Blog post by Michael A. Elnitsky, Ph.D., Associate Professor of Biology, Mercyhurst University
On a cold winter day, we may choose to stay inside hunkered down by the fire under a warm blanket while wearing a cozy sweater. Alternatively, we may brave the elements and enjoy the snow and crisp air all the while bundled up to help conserve heat and maintain our typical mammalian body temperature.
But what about the insects that during the summer and fall months frequent our gardens and move about the forest? How do they cope with the cold, snowy, often frozen landscape during the winter months? For these insects and other ectothermic animals (i.e., those whose body temperature is determined by the temperature of the surrounding environment rather than metabolically produced heat), winter may pose considerable challenges for survival. These challenges include the low, and in many cases sub-freezing, temperatures, lack of water, dramatic changes in the light-dark cycle, and limited food availability.
So what strategies do insects rely on to survive winter? A few species, for example the monarch butterfly (Danaus plexippus), have evolved to use a migratory strategy and escape to more hospitable environments well in advance of the adverse conditions. Around Erie, monarchs typically begin an approximately 2500 mile migration in mid- to late-August ultimately arriving several months later to the over-wintering grounds of spruce-fir forests in the mountains near Mexico City, Mexico.
Most insects, however, do not have the luxury of heading south and must instead tolerate the harsh conditions of the typical Erie winter. The insects that remain will characteristically over-winter in one particularly stage of their life cycle, most commonly as eggs, larvae, or pupae, and commonly enter a state of dormancy known as diapause (i.e., insect hibernation). The vast majority of these insects are freeze intolerant; that is to say, freezing of the bodily fluids is lethal and, therefore, they must adopt strategies to ensure freezing does not occur. Some will seek out protected or buffered sites to over-winter to shield them from the low temperature, for example by burrowing below the frost zone or entering our homes (e.g., lady beetles and stink bugs). Many other species will be directly exposed to winter’s low temperatures, and survive using a strategy known as supercooling or maintaining the bodily fluids in a liquid-state while at subfreezing temperatures. Supercooling is often promoted in insects through the production of antifreeze compounds (i.e., cryoprotectants) and proteins that prevent/suppress freezing and ice formation.

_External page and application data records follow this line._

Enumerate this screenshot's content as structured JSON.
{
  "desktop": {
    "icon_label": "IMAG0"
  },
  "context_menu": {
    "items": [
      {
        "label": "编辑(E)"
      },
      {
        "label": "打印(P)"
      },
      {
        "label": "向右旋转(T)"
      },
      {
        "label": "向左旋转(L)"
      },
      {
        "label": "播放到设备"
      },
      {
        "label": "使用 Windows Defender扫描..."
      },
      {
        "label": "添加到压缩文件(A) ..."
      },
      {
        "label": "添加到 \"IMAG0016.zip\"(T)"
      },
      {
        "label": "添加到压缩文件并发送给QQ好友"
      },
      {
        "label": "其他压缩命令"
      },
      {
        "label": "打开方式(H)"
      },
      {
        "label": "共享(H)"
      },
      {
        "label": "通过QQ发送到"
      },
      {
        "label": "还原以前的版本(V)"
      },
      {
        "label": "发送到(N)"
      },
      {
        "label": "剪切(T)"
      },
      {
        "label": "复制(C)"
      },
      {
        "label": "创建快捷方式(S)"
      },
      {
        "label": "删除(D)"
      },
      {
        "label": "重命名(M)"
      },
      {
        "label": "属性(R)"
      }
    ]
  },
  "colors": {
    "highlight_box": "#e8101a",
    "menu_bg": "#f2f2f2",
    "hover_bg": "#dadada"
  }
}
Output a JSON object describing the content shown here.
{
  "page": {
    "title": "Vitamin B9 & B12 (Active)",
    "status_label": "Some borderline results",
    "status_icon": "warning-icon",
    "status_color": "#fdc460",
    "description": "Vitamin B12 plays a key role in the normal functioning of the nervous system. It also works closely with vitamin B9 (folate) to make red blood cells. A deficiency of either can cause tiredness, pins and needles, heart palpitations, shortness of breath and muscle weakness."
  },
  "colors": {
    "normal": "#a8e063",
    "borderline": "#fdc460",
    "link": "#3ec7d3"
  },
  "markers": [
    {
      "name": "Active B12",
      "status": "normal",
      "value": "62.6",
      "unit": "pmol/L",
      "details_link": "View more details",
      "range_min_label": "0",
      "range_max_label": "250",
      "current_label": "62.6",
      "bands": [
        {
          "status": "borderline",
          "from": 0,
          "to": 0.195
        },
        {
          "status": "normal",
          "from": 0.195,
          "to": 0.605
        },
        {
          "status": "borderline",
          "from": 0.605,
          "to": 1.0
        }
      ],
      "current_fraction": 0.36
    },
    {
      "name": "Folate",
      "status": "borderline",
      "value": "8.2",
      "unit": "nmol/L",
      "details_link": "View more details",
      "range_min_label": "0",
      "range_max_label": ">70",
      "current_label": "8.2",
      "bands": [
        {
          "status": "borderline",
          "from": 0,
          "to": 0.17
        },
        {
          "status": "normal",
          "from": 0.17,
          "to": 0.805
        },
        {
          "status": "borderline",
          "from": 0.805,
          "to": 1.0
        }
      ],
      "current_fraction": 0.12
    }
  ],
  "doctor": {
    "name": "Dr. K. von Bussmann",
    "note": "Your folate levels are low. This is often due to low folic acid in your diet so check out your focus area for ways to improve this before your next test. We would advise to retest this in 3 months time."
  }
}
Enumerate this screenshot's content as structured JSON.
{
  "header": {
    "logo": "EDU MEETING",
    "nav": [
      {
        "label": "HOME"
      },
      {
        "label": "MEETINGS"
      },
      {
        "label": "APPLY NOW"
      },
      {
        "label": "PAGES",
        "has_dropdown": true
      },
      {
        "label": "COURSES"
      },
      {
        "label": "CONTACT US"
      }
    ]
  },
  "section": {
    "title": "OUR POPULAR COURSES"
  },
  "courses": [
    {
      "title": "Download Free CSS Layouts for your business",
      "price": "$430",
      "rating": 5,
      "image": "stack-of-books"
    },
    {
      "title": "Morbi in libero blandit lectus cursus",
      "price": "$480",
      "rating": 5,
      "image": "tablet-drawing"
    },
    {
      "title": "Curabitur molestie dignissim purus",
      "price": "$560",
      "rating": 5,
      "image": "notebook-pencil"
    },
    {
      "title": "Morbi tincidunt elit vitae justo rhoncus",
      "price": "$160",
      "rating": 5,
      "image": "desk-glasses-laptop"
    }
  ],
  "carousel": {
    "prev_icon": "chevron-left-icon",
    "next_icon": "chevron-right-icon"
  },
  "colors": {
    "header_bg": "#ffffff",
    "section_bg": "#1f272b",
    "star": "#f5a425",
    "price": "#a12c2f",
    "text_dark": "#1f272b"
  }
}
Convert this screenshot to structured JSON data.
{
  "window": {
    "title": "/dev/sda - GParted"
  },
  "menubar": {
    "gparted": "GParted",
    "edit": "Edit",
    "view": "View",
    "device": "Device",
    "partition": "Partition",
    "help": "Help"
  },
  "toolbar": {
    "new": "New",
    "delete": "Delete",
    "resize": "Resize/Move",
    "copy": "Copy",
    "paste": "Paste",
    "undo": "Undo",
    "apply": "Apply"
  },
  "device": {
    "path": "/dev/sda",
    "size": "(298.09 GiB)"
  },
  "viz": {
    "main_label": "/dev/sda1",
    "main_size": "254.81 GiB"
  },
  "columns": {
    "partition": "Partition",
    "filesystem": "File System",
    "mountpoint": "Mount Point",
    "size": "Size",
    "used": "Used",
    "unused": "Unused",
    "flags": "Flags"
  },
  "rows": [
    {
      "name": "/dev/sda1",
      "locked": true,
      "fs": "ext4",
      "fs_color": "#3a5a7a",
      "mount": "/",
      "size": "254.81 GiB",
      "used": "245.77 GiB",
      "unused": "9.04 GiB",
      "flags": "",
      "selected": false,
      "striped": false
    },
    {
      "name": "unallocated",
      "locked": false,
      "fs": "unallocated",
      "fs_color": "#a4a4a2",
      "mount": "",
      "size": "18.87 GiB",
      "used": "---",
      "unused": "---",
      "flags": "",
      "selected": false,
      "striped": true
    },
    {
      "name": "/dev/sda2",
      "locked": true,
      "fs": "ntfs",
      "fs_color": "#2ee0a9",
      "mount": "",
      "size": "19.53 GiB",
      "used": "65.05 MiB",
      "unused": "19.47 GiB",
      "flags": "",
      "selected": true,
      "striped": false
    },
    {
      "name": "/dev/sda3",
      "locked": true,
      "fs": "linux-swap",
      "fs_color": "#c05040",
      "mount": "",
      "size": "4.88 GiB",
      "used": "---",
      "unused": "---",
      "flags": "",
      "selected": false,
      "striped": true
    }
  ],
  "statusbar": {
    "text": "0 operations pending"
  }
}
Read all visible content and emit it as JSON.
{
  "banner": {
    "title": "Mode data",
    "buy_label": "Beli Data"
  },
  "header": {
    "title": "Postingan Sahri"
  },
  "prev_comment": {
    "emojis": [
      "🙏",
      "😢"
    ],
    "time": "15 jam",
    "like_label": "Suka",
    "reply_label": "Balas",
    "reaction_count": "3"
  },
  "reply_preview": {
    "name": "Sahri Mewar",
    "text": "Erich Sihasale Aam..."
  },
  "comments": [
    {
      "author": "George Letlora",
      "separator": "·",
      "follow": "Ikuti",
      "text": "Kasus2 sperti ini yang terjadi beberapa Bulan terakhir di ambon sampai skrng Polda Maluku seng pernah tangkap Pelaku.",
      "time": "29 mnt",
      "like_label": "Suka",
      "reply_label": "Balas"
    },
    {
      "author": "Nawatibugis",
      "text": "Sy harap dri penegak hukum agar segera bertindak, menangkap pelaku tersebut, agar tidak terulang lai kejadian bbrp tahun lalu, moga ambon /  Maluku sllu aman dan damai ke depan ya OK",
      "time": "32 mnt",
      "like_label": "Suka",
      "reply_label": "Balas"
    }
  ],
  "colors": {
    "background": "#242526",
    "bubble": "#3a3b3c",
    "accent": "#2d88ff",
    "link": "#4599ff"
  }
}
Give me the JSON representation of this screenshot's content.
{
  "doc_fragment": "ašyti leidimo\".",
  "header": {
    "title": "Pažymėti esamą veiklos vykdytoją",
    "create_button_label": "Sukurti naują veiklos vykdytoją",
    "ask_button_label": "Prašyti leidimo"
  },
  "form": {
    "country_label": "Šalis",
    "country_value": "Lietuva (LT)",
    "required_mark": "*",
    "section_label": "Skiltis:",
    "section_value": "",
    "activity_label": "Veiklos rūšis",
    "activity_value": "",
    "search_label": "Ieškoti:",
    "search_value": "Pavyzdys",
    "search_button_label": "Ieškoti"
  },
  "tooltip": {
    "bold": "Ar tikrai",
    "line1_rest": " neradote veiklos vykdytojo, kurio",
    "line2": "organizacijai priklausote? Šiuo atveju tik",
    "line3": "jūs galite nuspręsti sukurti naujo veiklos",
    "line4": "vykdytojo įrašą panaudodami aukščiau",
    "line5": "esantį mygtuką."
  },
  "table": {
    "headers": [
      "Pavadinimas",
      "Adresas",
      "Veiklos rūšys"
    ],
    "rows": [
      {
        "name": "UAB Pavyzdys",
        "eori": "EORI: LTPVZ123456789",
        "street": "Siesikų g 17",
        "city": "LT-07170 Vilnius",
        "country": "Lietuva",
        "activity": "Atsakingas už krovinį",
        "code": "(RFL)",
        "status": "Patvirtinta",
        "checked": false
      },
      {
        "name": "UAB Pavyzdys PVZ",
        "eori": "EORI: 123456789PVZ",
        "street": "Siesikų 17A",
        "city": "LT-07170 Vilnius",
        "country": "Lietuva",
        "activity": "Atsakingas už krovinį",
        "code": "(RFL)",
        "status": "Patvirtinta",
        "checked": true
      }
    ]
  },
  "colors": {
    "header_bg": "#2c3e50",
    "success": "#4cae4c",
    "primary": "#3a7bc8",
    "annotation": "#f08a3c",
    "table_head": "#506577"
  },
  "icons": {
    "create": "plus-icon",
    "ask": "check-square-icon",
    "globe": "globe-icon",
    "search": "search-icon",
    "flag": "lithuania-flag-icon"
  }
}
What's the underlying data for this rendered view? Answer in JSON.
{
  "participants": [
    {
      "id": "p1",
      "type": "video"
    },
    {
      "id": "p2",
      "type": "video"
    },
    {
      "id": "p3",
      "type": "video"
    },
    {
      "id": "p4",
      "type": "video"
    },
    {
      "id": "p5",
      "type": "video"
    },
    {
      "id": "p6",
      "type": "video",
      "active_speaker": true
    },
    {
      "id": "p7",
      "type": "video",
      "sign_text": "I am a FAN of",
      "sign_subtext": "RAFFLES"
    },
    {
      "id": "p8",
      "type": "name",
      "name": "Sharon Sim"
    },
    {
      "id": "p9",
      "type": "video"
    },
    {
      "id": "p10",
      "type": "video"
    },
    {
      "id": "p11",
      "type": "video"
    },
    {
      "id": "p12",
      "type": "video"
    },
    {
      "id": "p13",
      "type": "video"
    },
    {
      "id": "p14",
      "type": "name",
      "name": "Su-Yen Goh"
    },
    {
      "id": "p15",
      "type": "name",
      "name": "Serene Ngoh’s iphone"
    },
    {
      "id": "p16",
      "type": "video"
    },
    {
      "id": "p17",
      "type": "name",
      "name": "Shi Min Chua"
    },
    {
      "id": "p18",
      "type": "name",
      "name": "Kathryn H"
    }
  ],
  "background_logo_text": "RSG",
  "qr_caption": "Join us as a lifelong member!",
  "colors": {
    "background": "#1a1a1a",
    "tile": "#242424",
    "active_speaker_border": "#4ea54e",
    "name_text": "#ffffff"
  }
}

A few species of insects that remain and over-winter locally are freeze tolerant and can actually survive the freezing of the bodily fluids; examples include the woolly bear caterpillar (Pyrrharctia isabella) and the larva of the goldenrod gall fly (Eurosta solidaginis) commonly found within ball galls on the stem of goldenrod plants. These freeze-tolerant species can survive for days, weeks, and even months in a frozen state when exposed to subfreezing temperatures. This uniquely evolved strategy is supported by a variety of adaptations, including the production of ice nucleating agents (INAs) to seed ice formation in the body and the accumulation of chemical compounds to help stabilize cellular structures during freezing and thawing.
As we all know, Erie winters can be harsh. However, our local insects have evolved fascinating and unique strategies to enhance their cold tolerance, persist, and deal with whatever Mother Nature dishes out. Some of you might even say these insects are super-cool.